Single Arm Swings

2)      Skier Swing – This option is great for a few different reasons. Firstly, it changes the path of the kettlebell further away from the midline of the body, making it more challenging and secondly, it is great for people who may have issues with making space between their legs for swings. Again, being a unilateral exercise, it is a great way to work in extra repetitions and also becomes more challenging for the core. Again, use two kettlebells to increase the load (again, this in my opinion isn’t harder, using a single heavier bell would be harder than two lighter bells). Technically, you stand with your feet pretty close together and the kettlebell will pass to the outside of the legs. Everything else remains the same. Start slow, build the confidence to avoid slamming a ball of metal into your knees.

Skier Swings

3)      The final variation is a little bit different, it is the pendulum swing. The reason I love this one, is that it changes the path of the kettlebell. Normal swings are just forwards and backwards (sagittal plane). Yes, working unilaterally, adds an element of anti-rotation, but that is nothing compared to the pendulum swing.  This swing is done in front of the body, going left to right (or vice versa) and you pivot on the back foot to square the hips up. The reason I love this variation so much is that it is such a similar pattern to so many athletic movements, think; swinging a golf club, tennis racket, cricket bat, baseball bat; throwing a punch; throwing a ball; you name it, so many movements involve pivoting on the back foot to create explosive power.Pendulum Swings

These are my 3 favourite variations of the kettlebell swing. Where and why would I use each one? Essentially, as previously mentioned for three key reasons; first, I don’t have access to heavy enough kettlebells and would still like to provide a challenging workout; secondly, to work unilaterally. I like the single arm options as it is a great way to add in extra volume to your workload, because you’ll work each side separately; and finally, simply variety. Sometimes swinging the kettlebell the same way over and over again can get a little boring. I have done programs personally where I do 300 swings a day for a month, it is nice to throw in some variety to this after the first day.

Thank you for checking out  Fitness Education Online Blog!

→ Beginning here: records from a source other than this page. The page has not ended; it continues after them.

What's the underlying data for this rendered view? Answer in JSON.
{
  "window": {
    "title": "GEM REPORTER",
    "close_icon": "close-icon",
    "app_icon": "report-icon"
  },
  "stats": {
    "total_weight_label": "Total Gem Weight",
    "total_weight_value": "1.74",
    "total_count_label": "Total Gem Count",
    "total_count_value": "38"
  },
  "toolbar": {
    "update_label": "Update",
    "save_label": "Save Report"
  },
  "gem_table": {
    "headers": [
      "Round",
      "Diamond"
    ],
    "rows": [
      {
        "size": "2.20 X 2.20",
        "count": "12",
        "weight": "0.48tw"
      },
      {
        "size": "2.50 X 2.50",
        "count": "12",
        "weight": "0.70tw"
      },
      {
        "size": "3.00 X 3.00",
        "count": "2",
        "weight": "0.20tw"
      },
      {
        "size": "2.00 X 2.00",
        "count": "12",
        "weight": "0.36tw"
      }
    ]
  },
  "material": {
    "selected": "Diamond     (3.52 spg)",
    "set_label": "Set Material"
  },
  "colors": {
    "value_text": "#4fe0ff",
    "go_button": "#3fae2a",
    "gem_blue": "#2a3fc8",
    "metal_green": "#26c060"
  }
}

Fitness Education Online are one of the leading providers in the world when it comes to the professional development of Personal Trainers. We have over 30 registered CEC courses Click here to check them out.

Feel free to join our Free Facebook Group with over 14 000 other Fitness Professionals Click here to Join


Travis is the co-founder and director at Fitness Education Online. Fitness Education Online is one of the leading organisations in the world when it comes to providing CEC courses for Personal Trainers.


Travis is the co founder and director at Fitness Education Online. Fitness Education Online are one of the leading organisations in the world when it comes to providing CEC courses for Personal Trainers. Check out their website below to see their range of Fitness Australia registered courses.


Get In Touch With Us

Related Articles

Themed Workout

Themed Workout

When you have your clients showing up to your sessions day in and day out, it should be pretty clear that they are getting something out of it that is of benefit to them. They either love your style of training, you as a trainer/friend, their team mates or maybe the...

Accumulator Workout for Large Groups!

Accumulator Workout for Large Groups!

A super effective, bodyweight only session which works perfectly for large groups and if you have limited equipment. As the name suggests, its all about accumulating as many reps as we can in 20 minutes, similar to an AMRAP but adding 3 reps on to each round.  I like...

Warm up for Bootcamp

Warm up for Bootcamp

A great 5 - 10 minute warm up for bootcamp to improve our muscles dynamics so we are less inclined to injury, prepare us for the rigors of exercise. And getting a light sweat on without fatigue is key in our group sessions, but it also helps to get both ourselves and...